Task details
Please repeat each of the records that follow, exactly as written.

Data provided
■ ■ ■ ■ ■
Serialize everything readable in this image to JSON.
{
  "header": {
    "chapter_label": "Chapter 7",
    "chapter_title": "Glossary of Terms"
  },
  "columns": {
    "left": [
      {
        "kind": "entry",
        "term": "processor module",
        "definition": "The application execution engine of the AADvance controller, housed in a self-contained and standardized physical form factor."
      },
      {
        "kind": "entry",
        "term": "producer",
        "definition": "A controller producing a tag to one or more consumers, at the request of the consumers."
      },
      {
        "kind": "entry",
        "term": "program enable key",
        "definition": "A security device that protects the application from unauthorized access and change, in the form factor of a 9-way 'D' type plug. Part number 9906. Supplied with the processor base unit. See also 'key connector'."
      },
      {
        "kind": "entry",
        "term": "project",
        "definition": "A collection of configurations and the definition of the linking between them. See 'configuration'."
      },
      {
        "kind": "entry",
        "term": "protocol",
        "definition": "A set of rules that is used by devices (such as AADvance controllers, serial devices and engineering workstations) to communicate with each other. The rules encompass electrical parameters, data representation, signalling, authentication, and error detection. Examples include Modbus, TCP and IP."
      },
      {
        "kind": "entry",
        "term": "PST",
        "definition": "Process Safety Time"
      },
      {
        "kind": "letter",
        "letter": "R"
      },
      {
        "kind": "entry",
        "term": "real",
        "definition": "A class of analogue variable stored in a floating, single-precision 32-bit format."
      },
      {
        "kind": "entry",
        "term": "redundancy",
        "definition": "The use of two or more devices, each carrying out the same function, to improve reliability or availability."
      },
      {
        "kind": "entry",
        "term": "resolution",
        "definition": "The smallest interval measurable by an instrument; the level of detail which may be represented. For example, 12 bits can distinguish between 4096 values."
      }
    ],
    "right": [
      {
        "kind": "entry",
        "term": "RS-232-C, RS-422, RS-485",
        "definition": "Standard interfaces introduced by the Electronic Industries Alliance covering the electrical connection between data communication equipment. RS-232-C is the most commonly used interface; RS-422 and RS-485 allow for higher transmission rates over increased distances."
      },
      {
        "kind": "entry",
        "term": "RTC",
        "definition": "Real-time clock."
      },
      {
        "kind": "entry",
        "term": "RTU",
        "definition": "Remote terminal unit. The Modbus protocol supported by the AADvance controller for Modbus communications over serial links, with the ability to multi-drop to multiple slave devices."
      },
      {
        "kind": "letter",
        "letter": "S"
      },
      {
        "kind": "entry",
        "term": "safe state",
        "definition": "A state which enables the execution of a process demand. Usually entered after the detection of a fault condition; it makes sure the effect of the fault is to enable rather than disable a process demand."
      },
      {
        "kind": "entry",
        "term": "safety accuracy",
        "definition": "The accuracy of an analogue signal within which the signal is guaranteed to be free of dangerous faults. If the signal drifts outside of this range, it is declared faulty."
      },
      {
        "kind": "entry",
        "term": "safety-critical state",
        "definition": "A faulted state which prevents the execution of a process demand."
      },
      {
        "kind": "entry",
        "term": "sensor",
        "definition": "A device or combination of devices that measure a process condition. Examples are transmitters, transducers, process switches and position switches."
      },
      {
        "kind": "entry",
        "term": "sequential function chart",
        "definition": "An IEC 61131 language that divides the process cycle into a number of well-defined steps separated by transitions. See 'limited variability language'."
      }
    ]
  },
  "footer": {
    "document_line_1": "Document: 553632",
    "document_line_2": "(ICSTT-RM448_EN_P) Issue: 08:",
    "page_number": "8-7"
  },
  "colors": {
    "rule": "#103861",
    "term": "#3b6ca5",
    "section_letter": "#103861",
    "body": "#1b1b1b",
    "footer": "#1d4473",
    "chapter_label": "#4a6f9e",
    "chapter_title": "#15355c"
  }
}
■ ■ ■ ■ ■
Response
Serialize everything readable in this image to JSON.
{
  "header": {
    "chapter_label": "Chapter 7",
    "chapter_title": "Glossary of Terms"
  },
  "columns": {
    "left": [
      {
        "kind": "entry",
        "term": "processor module",
        "definition": "The application execution engine of the AADvance controller, housed in a self-contained and standardized physical form factor."
      },
      {
        "kind": "entry",
        "term": "producer",
        "definition": "A controller producing a tag to one or more consumers, at the request of the consumers."
      },
      {
        "kind": "entry",
        "term": "program enable key",
        "definition": "A security device that protects the application from unauthorized access and change, in the form factor of a 9-way 'D' type plug. Part number 9906. Supplied with the processor base unit. See also 'key connector'."
      },
      {
        "kind": "entry",
        "term": "project",
        "definition": "A collection of configurations and the definition of the linking between them. See 'configuration'."
      },
      {
        "kind": "entry",
        "term": "protocol",
        "definition": "A set of rules that is used by devices (such as AADvance controllers, serial devices and engineering workstations) to communicate with each other. The rules encompass electrical parameters, data representation, signalling, authentication, and error detection. Examples include Modbus, TCP and IP."
      },
      {
        "kind": "entry",
        "term": "PST",
        "definition": "Process Safety Time"
      },
      {
        "kind": "letter",
        "letter": "R"
      },
      {
        "kind": "entry",
        "term": "real",
        "definition": "A class of analogue variable stored in a floating, single-precision 32-bit format."
      },
      {
        "kind": "entry",
        "term": "redundancy",
        "definition": "The use of two or more devices, each carrying out the same function, to improve reliability or availability."
      },
      {
        "kind": "entry",
        "term": "resolution",
        "definition": "The smallest interval measurable by an instrument; the level of detail which may be represented. For example, 12 bits can distinguish between 4096 values."
      }
    ],
    "right": [
      {
        "kind": "entry",
        "term": "RS-232-C, RS-422, RS-485",
        "definition": "Standard interfaces introduced by the Electronic Industries Alliance covering the electrical connection between data communication equipment. RS-232-C is the most commonly used interface; RS-422 and RS-485 allow for higher transmission rates over increased distances."
      },
      {
        "kind": "entry",
        "term": "RTC",
        "definition": "Real-time clock."
      },
      {
        "kind": "entry",
        "term": "RTU",
        "definition": "Remote terminal unit. The Modbus protocol supported by the AADvance controller for Modbus communications over serial links, with the ability to multi-drop to multiple slave devices."
      },
      {
        "kind": "letter",
        "letter": "S"
      },
      {
        "kind": "entry",
        "term": "safe state",
        "definition": "A state which enables the execution of a process demand. Usually entered after the detection of a fault condition; it makes sure the effect of the fault is to enable rather than disable a process demand."
      },
      {
        "kind": "entry",
        "term": "safety accuracy",
        "definition": "The accuracy of an analogue signal within which the signal is guaranteed to be free of dangerous faults. If the signal drifts outside of this range, it is declared faulty."
      },
      {
        "kind": "entry",
        "term": "safety-critical state",
        "definition": "A faulted state which prevents the execution of a process demand."
      },
      {
        "kind": "entry",
        "term": "sensor",
        "definition": "A device or combination of devices that measure a process condition. Examples are transmitters, transducers, process switches and position switches."
      },
      {
        "kind": "entry",
        "term": "sequential function chart",
        "definition": "An IEC 61131 language that divides the process cycle into a number of well-defined steps separated by transitions. See 'limited variability language'."
      }
    ]
  },
  "footer": {
    "document_line_1": "Document: 553632",
    "document_line_2": "(ICSTT-RM448_EN_P) Issue: 08:",
    "page_number": "8-7"
  },
  "colors": {
    "rule": "#103861",
    "term": "#3b6ca5",
    "section_letter": "#103861",
    "body": "#1b1b1b",
    "footer": "#1d4473",
    "chapter_label": "#4a6f9e",
    "chapter_title": "#15355c"
  }
}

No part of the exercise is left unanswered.